Prompt: 1800’s Native American warrior, full headdress, sharp focus, bioluminescent lighting, blue and green lighting, soft shadows, professional color grading, no contrast. Style: hyper-realistic.
Prompt: A beautiful mountain scene, a modern log cabin with large windows, smoke coming out of the chimney, and snow-capped peaks. Style: photo, hyper-realistic, dramatic lighting.
Final Thoughts on Adobe Firefly
Firefly is a relative newcomer to the AI scene, joining the likes of AI powerhouses, like Jasper, Midjourney, and Photosonic. With Adobe’s expertise in all things digital, it’s likely to be leading the pack before long. Creators can use it to get a good idea of what AI can do. Plus, they have a few features that other AI systems don’t, including text effect images that you can download with a transparent background. Additionally, the output resolution is much higher than with other AI art generators, which is a major plus.
Another thing we should mention is that Adobe is taking the ethical use of AI seriously.

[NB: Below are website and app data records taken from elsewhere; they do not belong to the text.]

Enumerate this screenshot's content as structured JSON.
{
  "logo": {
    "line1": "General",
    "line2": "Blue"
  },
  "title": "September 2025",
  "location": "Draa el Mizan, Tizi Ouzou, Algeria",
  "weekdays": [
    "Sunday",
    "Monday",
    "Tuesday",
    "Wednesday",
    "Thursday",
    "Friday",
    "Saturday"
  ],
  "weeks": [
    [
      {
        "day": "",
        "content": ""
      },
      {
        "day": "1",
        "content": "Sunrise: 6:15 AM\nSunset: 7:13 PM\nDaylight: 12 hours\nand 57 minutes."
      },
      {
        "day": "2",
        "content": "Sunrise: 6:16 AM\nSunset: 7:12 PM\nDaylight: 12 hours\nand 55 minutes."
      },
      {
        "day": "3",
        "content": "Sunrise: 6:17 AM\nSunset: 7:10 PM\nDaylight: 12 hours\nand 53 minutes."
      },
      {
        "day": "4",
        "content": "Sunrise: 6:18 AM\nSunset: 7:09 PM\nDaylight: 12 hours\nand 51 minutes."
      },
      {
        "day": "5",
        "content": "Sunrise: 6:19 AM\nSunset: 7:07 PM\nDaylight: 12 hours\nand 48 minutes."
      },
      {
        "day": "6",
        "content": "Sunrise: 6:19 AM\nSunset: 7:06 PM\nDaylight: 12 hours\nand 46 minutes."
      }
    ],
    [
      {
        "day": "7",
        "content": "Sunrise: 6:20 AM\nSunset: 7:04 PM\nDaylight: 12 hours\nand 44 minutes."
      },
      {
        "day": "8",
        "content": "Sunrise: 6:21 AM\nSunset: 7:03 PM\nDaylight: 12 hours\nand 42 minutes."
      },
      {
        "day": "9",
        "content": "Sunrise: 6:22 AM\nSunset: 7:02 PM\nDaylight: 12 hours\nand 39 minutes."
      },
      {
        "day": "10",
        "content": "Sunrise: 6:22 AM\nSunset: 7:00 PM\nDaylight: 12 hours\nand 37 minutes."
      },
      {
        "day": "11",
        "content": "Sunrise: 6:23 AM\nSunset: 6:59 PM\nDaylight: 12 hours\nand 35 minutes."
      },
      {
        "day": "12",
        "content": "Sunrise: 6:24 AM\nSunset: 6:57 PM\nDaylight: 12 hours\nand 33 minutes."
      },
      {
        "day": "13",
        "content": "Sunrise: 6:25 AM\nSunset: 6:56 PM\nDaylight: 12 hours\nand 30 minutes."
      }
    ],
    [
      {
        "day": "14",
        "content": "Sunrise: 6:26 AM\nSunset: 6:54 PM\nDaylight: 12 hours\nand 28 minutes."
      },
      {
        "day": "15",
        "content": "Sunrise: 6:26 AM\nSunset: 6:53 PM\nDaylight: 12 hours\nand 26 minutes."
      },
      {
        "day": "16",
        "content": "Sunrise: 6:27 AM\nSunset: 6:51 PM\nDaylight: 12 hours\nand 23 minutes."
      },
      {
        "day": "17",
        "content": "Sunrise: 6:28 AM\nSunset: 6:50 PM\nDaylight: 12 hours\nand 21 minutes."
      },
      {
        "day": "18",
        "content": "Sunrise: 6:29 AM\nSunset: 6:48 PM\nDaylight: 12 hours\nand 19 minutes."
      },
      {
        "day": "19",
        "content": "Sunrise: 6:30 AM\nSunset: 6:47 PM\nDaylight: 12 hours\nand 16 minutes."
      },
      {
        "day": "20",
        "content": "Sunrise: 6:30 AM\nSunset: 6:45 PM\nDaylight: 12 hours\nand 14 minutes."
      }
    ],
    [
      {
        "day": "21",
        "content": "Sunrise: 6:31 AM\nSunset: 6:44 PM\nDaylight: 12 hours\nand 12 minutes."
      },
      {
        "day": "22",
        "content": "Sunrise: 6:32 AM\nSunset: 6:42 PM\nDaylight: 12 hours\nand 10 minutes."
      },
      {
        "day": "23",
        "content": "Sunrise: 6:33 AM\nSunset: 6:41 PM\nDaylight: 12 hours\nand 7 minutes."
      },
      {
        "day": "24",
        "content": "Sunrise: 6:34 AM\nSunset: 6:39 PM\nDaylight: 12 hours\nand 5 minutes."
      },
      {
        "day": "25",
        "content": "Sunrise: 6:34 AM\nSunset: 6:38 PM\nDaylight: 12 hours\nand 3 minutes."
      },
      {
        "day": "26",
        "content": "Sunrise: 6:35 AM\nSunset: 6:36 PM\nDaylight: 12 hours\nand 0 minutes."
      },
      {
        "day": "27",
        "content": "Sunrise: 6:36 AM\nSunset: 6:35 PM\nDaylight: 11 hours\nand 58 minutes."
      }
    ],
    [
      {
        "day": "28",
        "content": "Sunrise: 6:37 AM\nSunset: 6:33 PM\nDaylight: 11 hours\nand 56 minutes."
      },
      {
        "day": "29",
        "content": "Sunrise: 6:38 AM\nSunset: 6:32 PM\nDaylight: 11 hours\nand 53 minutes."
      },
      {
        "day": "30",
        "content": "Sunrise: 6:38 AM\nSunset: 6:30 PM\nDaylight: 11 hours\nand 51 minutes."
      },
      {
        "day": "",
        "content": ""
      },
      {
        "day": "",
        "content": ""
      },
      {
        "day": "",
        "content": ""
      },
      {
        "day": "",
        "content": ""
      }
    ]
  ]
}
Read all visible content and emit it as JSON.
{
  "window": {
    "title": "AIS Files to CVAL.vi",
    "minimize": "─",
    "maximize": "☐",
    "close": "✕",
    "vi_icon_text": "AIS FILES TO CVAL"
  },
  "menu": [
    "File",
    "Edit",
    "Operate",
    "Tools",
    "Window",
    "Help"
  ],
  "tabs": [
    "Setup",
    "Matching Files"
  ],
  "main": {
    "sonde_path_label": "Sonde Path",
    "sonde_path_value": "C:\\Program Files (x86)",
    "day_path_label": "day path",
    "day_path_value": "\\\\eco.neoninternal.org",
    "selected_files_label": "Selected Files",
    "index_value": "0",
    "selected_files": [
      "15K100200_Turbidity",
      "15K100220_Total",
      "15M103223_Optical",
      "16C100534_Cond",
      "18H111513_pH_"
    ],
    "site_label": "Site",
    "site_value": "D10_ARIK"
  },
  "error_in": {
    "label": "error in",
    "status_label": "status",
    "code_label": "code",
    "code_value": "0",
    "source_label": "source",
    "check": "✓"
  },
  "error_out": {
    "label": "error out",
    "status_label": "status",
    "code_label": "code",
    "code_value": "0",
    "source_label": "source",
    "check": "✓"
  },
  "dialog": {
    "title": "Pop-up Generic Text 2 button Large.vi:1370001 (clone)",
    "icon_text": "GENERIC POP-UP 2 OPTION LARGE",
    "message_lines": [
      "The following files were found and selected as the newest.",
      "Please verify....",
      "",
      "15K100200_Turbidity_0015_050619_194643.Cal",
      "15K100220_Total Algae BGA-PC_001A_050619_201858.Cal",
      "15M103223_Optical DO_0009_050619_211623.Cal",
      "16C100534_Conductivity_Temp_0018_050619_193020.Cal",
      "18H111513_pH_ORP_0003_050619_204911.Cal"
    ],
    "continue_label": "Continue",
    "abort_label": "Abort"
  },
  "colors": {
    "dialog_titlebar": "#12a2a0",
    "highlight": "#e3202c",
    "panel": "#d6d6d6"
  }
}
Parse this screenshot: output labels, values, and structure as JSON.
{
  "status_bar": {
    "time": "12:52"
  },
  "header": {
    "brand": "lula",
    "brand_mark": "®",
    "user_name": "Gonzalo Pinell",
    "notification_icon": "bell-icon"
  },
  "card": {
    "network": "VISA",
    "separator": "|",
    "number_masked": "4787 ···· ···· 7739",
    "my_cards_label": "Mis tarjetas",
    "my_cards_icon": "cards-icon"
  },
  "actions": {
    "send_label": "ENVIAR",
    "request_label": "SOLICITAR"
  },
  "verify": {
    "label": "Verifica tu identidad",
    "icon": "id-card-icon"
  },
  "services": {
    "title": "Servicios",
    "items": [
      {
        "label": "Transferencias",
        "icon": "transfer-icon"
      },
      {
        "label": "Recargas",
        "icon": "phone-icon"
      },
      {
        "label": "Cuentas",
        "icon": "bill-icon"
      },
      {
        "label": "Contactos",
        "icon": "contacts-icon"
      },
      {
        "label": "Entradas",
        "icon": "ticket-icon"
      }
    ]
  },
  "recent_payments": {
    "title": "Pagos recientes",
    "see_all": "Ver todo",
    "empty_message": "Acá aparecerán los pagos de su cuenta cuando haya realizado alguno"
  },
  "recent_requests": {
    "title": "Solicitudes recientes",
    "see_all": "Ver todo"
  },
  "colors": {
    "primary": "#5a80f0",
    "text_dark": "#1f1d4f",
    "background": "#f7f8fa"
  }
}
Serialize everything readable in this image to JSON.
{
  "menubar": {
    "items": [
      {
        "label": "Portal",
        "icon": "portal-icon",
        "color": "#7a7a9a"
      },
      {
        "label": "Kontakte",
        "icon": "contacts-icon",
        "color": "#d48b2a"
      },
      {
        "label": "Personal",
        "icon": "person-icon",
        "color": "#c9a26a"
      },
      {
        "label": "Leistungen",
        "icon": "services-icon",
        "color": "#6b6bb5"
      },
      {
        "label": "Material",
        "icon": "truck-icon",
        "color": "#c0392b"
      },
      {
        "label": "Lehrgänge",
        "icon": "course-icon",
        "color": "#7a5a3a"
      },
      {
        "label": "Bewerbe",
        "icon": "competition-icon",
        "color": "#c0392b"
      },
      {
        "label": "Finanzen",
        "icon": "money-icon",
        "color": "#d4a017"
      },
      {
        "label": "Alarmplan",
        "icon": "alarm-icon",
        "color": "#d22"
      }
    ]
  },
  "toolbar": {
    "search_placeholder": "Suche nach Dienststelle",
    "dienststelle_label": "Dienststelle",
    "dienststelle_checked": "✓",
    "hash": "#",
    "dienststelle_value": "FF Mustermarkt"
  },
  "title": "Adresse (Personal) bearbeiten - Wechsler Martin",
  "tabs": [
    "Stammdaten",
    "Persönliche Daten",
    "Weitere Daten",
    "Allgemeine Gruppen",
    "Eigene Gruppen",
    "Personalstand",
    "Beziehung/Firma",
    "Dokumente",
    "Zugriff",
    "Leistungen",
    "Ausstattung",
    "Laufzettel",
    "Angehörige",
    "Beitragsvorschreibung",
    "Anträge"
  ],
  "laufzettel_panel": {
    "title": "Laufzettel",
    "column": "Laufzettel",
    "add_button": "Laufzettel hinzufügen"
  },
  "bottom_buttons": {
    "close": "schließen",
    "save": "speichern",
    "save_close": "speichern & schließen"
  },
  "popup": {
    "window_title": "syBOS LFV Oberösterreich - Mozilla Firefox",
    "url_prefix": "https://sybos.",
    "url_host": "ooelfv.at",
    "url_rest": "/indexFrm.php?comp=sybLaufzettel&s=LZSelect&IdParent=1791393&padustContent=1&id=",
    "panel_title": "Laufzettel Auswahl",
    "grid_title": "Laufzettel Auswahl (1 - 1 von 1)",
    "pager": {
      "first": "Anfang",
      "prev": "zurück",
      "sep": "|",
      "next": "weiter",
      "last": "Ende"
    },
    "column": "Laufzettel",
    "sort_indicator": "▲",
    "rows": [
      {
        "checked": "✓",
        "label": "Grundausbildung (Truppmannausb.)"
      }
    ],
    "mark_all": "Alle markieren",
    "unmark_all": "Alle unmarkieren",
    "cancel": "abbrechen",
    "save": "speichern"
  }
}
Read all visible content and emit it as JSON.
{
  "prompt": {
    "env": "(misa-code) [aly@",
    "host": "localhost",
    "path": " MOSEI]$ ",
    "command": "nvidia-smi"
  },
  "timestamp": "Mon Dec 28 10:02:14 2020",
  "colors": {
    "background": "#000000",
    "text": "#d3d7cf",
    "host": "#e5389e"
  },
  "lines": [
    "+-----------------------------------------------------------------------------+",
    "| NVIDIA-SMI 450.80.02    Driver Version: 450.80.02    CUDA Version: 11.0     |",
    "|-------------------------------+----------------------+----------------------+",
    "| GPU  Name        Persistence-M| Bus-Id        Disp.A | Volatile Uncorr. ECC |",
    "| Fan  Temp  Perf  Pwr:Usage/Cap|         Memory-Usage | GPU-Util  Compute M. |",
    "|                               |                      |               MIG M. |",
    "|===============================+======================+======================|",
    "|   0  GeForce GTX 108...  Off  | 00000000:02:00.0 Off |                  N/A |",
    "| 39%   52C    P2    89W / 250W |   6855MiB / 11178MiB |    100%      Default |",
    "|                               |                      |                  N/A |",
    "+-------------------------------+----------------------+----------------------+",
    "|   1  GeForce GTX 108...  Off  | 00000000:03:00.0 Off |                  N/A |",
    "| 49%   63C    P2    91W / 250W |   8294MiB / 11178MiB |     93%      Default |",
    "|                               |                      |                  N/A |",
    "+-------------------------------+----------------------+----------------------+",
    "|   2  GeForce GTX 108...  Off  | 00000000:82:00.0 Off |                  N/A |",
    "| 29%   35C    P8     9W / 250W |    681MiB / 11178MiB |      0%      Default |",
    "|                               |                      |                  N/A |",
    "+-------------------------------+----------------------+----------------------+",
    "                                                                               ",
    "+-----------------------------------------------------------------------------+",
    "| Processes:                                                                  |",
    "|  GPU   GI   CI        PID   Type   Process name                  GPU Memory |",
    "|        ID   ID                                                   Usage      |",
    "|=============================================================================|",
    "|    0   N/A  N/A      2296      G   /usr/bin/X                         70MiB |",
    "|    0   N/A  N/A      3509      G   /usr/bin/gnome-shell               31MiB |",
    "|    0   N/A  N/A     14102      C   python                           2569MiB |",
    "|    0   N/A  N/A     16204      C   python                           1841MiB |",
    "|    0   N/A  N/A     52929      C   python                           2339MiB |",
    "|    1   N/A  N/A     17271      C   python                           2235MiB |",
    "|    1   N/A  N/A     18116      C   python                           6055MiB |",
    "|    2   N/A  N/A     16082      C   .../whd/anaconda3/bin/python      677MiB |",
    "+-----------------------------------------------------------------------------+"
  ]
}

So seriously, in fact, that they watermark and embed metadata in each image generated in Firefly. In our opinion, this is an excellent way to ensure that AI-generated images are easily identifiable and used responsibly.
Looking for more tips on creating AI Art? Check out these posts:
- How to Use Midjourney to Create AI Art (Detailed Tutorial)
- How to Use AI to Create Amazing Web Design with Divi (Using ChatGPT & MidJourney)
- How to Generate Beautiful AI Images with Stable Diffusion
Frequently Asked Questions (FAQs)
Before we wrap up, let’s answer some of your most common questions about Adobe Firefly. Did we miss one? Leave a question below, and we will respond!
What is Adobe Firefly?
Can I use Adobe Firefly for free?
What is the difference between Adobe Sensei and Adobe Firefly?
How can I get Adobe Firefly?
How can I use Adobe Firefly?
Is it ethical to use Adobe Firefly?
How much does Adobe Firefly cost?
Is Adobe Firefly better than Midjourney?
Is Adobe Firefly available in Photoshop?
Is Adobe Firefly for video?
Have you tried Adobe Firefly? Let us know your thoughts in the comments section below.